The ubiquitin-proteasome system (UPS) governs DNA repair and protein degradation. Its specificity is governed by E3 ubiquitin ligases, which recognize select degradation sequences, or degrons, on target proteins. Unfortunately, our understanding of E3 ligase and proteasome activity is incomplete. This translates into an inability to obtain a complete picture of proteasome activity across a population of cells. The UPS could be harnessed to inhibit proteins by directing them to the proteasome for degradation using proteolysis targeting chimeras (PROTACs). While effective, current PROTACs suffer from reduced potency due to low cell permeability and high protease susceptibility. Thus, there is a need for long-lived, cell permeable peptides to be incorporated into the next generation of PROTACs. Our overarching hypothesis is that degron-based substrates can be utilized as (1) a next generation method to directly quantify proteasome activity and (2) a novel PROTAC with increased lifetime and sensitivity. The proposed work will evaluate peptides containing a β-hairpin motif as a new approach for quantifying proteasome activity in intact cells and degrading difficult to inhibit targets. We will also investigate the use of highly stable, non-natural amino acid sequences as a new class of degron-based substrates.

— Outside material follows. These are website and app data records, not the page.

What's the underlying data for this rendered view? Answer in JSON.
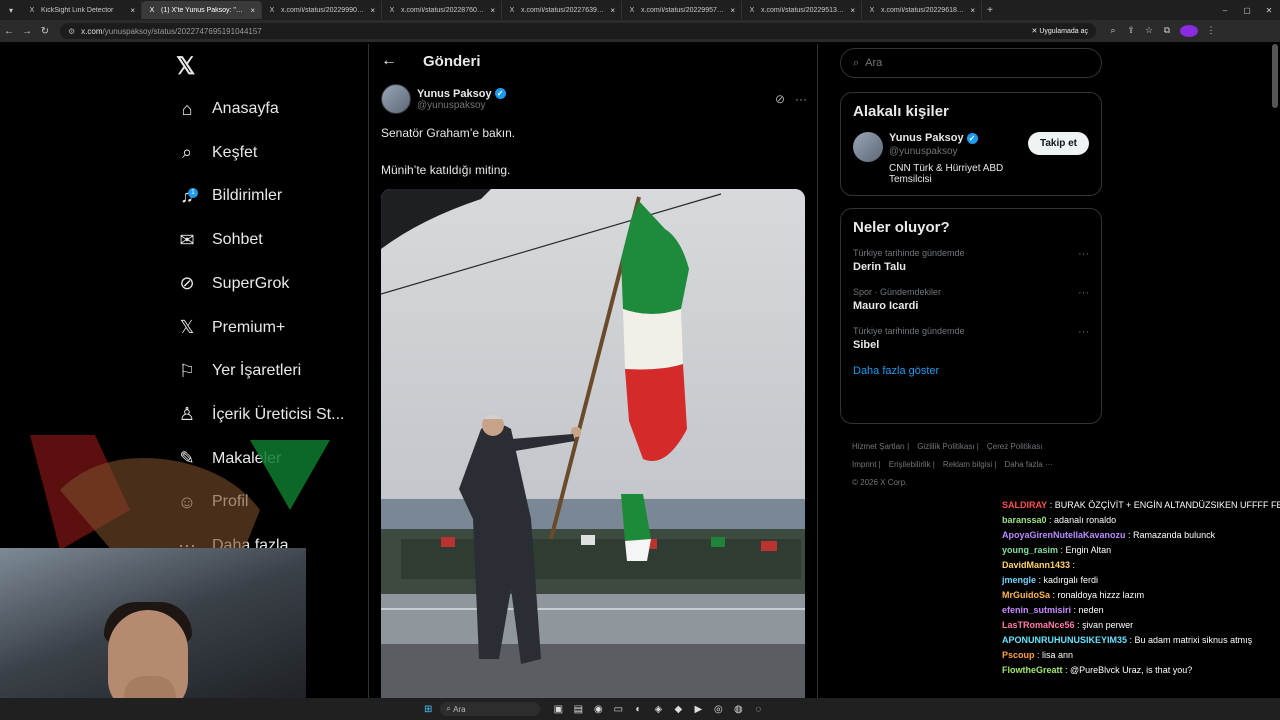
{
  "browser": {
    "tabs": [
      {
        "title": "KickSight Link Detector",
        "active": false
      },
      {
        "title": "(1) X'te Yunus Paksoy: \"Senatö...",
        "active": true
      },
      {
        "title": "x.com/i/status/2022999054054...",
        "active": false
      },
      {
        "title": "x.com/i/status/2022876019026...",
        "active": false
      },
      {
        "title": "x.com/i/status/2022763987238...",
        "active": false
      },
      {
        "title": "x.com/i/status/2022995715266...",
        "active": false
      },
      {
        "title": "x.com/i/status/2022951387858...",
        "active": false
      },
      {
        "title": "x.com/i/status/2022961898098...",
        "active": false
      }
    ],
    "url_host": "x.com",
    "url_path": "/yunuspaksoy/status/2022747695191044157",
    "app_chip": "Uygulamada aç"
  },
  "nav": {
    "items": [
      {
        "label": "Anasayfa",
        "icon": "home-icon"
      },
      {
        "label": "Keşfet",
        "icon": "search-icon"
      },
      {
        "label": "Bildirimler",
        "icon": "bell-icon",
        "badge": "1"
      },
      {
        "label": "Sohbet",
        "icon": "mail-icon"
      },
      {
        "label": "SuperGrok",
        "icon": "grok-icon"
      },
      {
        "label": "Premium+",
        "icon": "x-icon"
      },
      {
        "label": "Yer İşaretleri",
        "icon": "bookmark-icon"
      },
      {
        "label": "İçerik Üreticisi St...",
        "icon": "creator-icon"
      },
      {
        "label": "Makaleler",
        "icon": "article-icon"
      },
      {
        "label": "Profil",
        "icon": "profile-icon"
      },
      {
        "label": "Daha fazla",
        "icon": "more-icon"
      }
    ]
  },
  "post": {
    "header_title": "Gönderi",
    "author_name": "Yunus Paksoy",
    "author_handle": "@yunuspaksoy",
    "text_line1": "Senatör Graham’e bakın.",
    "text_line2": "Münih’te katıldığı miting."
  },
  "right": {
    "search_placeholder": "Ara",
    "related_title": "Alakalı kişiler",
    "related_name": "Yunus Paksoy",
    "related_handle": "@yunuspaksoy",
    "related_bio": "CNN Türk & Hürriyet ABD Temsilcisi",
    "follow_label": "Takip et",
    "trends_title": "Neler oluyor?",
    "trends": [
      {
        "category": "Türkiye tarihinde gündemde",
        "name": "Derin Talu"
      },
      {
        "category": "Spor · Gündemdekiler",
        "name": "Mauro Icardi"
      },
      {
        "category": "Türkiye tarihinde gündemde",
        "name": "Sibel"
      }
    ],
    "show_more": "Daha fazla göster",
    "footer_links": [
      "Hizmet Şartları",
      "Gizlilik Politikası",
      "Çerez Politikası",
      "Imprint",
      "Erişilebilirlik",
      "Reklam bilgisi",
      "Daha fazla ···"
    ],
    "copyright": "© 2026 X Corp."
  },
  "chat": [
    {
      "user": "SALDIRAY",
      "msg": "BURAK ÖZÇİVİT + ENGİN ALTANDÜZSIKEN UFFFF FECİ PR",
      "color": "#ff4d4d"
    },
    {
      "user": "baranssa0",
      "msg": "adanalı ronaldo",
      "color": "#9be37b"
    },
    {
      "user": "ApoyaGirenNutellaKavanozu",
      "msg": "Ramazanda bulunck",
      "color": "#b98cff"
    },
    {
      "user": "young_rasim",
      "msg": "Engin Altan",
      "color": "#7ee0a0"
    },
    {
      "user": "DavidMann1433",
      "msg": "",
      "color": "#ffd36b"
    },
    {
      "user": "jmengle",
      "msg": "kadırgalı ferdi",
      "color": "#6bd6ff"
    },
    {
      "user": "MrGuidoSa",
      "msg": "ronaldoya hizzz lazım",
      "color": "#ffb84d"
    },
    {
      "user": "efenin_sutmisiri",
      "msg": "neden",
      "color": "#c78bff"
    },
    {
      "user": "LasTRomaNce56",
      "msg": "şivan perwer",
      "color": "#ff7aa8"
    },
    {
      "user": "APONUNRUHUNUSIKEYIM35",
      "msg": "Bu adam matrixi siknus atmış",
      "color": "#63e2ff"
    },
    {
      "user": "Pscoup",
      "msg": "lisa ann",
      "color": "#ff9f43"
    },
    {
      "user": "FlowtheGreatt",
      "msg": "@PureBlvck Uraz, is that you?",
      "color": "#a0e86b"
    }
  ],
  "taskbar": {
    "search_placeholder": "Ara"
  }
}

This award reflects NSF's statutory mission and has been deemed worthy of support through evaluation using the Foundation's intellectual merit and broader impacts review criteria.